An architect who lost his finance under horrific circumstances finds himself drawn to a horse-loving physical therapist who was the victim of a violent crime.
Worth the Risk
I was ambivalent as I started this book. WORTH THE FALL, the first installment in The McKinney Brothers series, didn’t do much for me. I’m glad I gave it another chance, because WORTH THE RISK is a keeper. Characters, plot, pacing, setting–the whole package works.
They say that tragedy brings out the best in some people and the worst in other. Stephen McKinney isn’t all that likable when the book opens. He lost his fiance five years before. We don’t get the details of the terrible attack she suffered until near the middle of the novel. Once we do, its easy to see why learning about Hannah Walker’s past would send him into a tailspin. When they first meet, pursing her is a game for him. He doesn’t believe he’s capable of connecting on a deep level, and so he’s a real jerk.

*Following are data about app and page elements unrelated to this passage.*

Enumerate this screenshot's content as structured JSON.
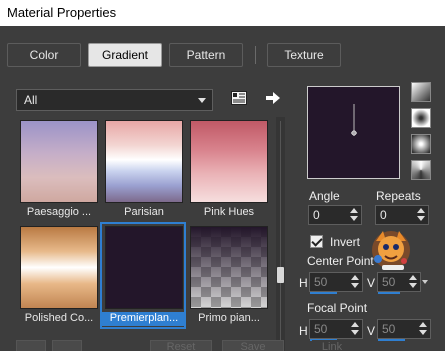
{
  "window": {
    "title": "Material Properties"
  },
  "tabs": [
    {
      "label": "Color"
    },
    {
      "label": "Gradient"
    },
    {
      "label": "Pattern"
    },
    {
      "label": "Texture"
    }
  ],
  "category_dropdown": {
    "value": "All"
  },
  "gallery": {
    "items": [
      {
        "label": "Paesaggio ...",
        "selected": false
      },
      {
        "label": "Parisian",
        "selected": false
      },
      {
        "label": "Pink Hues",
        "selected": false
      },
      {
        "label": "Polished Co...",
        "selected": false
      },
      {
        "label": "Premierplan...",
        "selected": true
      },
      {
        "label": "Primo pian...",
        "selected": false
      }
    ]
  },
  "angle": {
    "label": "Angle",
    "value": "0"
  },
  "repeats": {
    "label": "Repeats",
    "value": "0"
  },
  "invert": {
    "label": "Invert",
    "checked": true
  },
  "center_point": {
    "label": "Center Point",
    "h_label": "H",
    "h_value": "50",
    "v_label": "V",
    "v_value": "50"
  },
  "focal_point": {
    "label": "Focal Point",
    "h_label": "H",
    "h_value": "50",
    "v_label": "V",
    "v_value": "50"
  },
  "bottom": {
    "reset_label": "Reset",
    "save_label": "Save",
    "link_label": "Link"
  },
  "colors": {
    "accent": "#2f7fd1",
    "preview_fill": "#23162a"
  }
}
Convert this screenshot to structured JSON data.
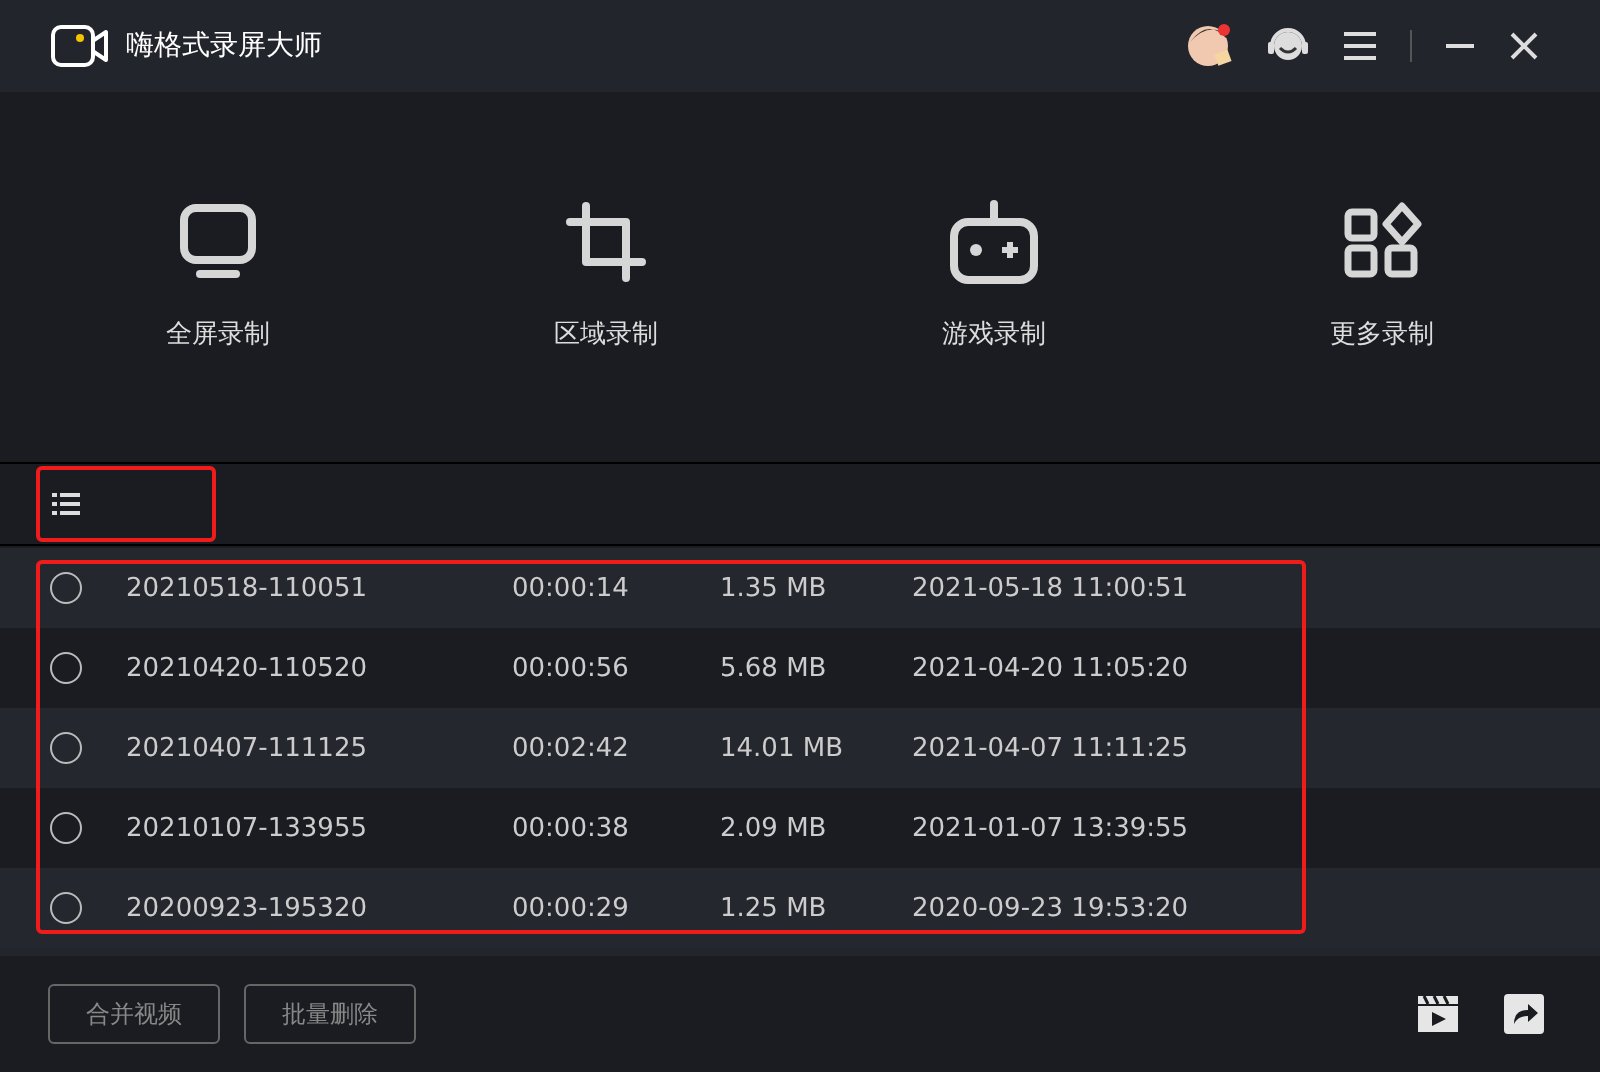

Hannah is physically and emotionally damaged. In many ways, her social development ended at fourteen. Her five older brothers are incredibly over protective and inhibit her from really trying out her wings in the real world. The author does a great job showing us how torn Hannah is between protecting herself and venturing out into the world. Stephen is way way out of her league in terms of life experience. He’s a game player. It’s how he survives. Poor Hannah couldn’t play head games if her life depended on it. There’s no guile, no artfulness about her, and THIS is what Stephen is not used to coping with. He has no defense against her other than feigned indifference, which he can’t keep up for very long.
Claudia Conner makes good use of Hannah’s little ranch. It’s both a place where Hannah and Stephen can reveal their real selves, and the factor that most threatens their burgeoning relationship. Someone is trying to buy the place out from under Hannah, who inherited it in a rather unconventional manner. Stephen believes he can help her save the property. He has no idea how difficult and dangerous things are going to get.
As in the first McKinney Brothers book, there’s plenty of family poking their noses into Stephen and Hannah’s business. Her brothers are a hoot. I know they’re not McKinneys, but I hope they get books of their own.
I didn’t expect the ending–especially what becomes of Stephen’s beloved company–but I found it absolutely perfect. Too many romances end with the hero getting the girl, catching the bad guys, and maintaining his massive fortune. Things are more complicated in WORTH THE RISK.
And I’m glad I took a risk and stuck with Claudia Connor’s series. It was definitely worth it.